Problem description →
Please, without the pictures, restate every entry exactly.

Data for processing →

========

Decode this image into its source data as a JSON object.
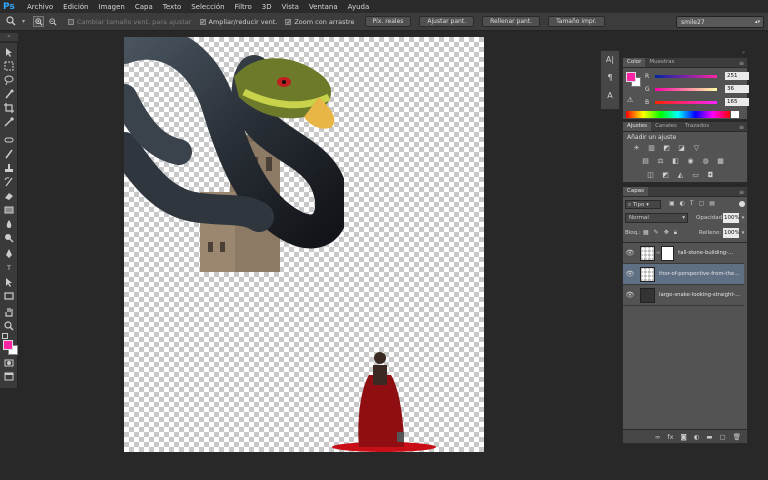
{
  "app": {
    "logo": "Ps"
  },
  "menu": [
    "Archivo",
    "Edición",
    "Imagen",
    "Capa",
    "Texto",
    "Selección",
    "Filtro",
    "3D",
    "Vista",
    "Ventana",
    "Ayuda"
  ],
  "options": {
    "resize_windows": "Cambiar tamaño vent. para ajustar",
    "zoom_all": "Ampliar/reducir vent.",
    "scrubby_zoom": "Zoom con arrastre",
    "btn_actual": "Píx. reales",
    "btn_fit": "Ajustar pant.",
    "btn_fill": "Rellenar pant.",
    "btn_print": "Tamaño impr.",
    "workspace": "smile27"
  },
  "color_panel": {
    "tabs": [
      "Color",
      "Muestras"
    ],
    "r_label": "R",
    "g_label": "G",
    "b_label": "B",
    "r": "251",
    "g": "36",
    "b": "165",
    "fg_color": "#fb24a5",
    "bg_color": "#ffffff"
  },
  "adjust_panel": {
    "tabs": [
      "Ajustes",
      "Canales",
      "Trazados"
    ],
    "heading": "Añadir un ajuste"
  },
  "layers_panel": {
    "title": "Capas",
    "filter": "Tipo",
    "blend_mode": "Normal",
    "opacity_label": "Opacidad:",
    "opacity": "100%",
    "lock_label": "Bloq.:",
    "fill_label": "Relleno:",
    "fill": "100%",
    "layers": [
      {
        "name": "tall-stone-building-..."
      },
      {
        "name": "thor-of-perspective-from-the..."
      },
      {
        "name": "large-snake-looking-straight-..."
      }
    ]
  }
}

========

Solution to this task →
Decode this image into its source data as a JSON object.
{
  "app": {
    "logo": "Ps"
  },
  "menu": [
    "Archivo",
    "Edición",
    "Imagen",
    "Capa",
    "Texto",
    "Selección",
    "Filtro",
    "3D",
    "Vista",
    "Ventana",
    "Ayuda"
  ],
  "options": {
    "resize_windows": "Cambiar tamaño vent. para ajustar",
    "zoom_all": "Ampliar/reducir vent.",
    "scrubby_zoom": "Zoom con arrastre",
    "btn_actual": "Píx. reales",
    "btn_fit": "Ajustar pant.",
    "btn_fill": "Rellenar pant.",
    "btn_print": "Tamaño impr.",
    "workspace": "smile27"
  },
  "color_panel": {
    "tabs": [
      "Color",
      "Muestras"
    ],
    "r_label": "R",
    "g_label": "G",
    "b_label": "B",
    "r": "251",
    "g": "36",
    "b": "165",
    "fg_color": "#fb24a5",
    "bg_color": "#ffffff"
  },
  "adjust_panel": {
    "tabs": [
      "Ajustes",
      "Canales",
      "Trazados"
    ],
    "heading": "Añadir un ajuste"
  },
  "layers_panel": {
    "title": "Capas",
    "filter": "Tipo",
    "blend_mode": "Normal",
    "opacity_label": "Opacidad:",
    "opacity": "100%",
    "lock_label": "Bloq.:",
    "fill_label": "Relleno:",
    "fill": "100%",
    "layers": [
      {
        "name": "tall-stone-building-..."
      },
      {
        "name": "thor-of-perspective-from-the..."
      },
      {
        "name": "large-snake-looking-straight-..."
      }
    ]
  }
}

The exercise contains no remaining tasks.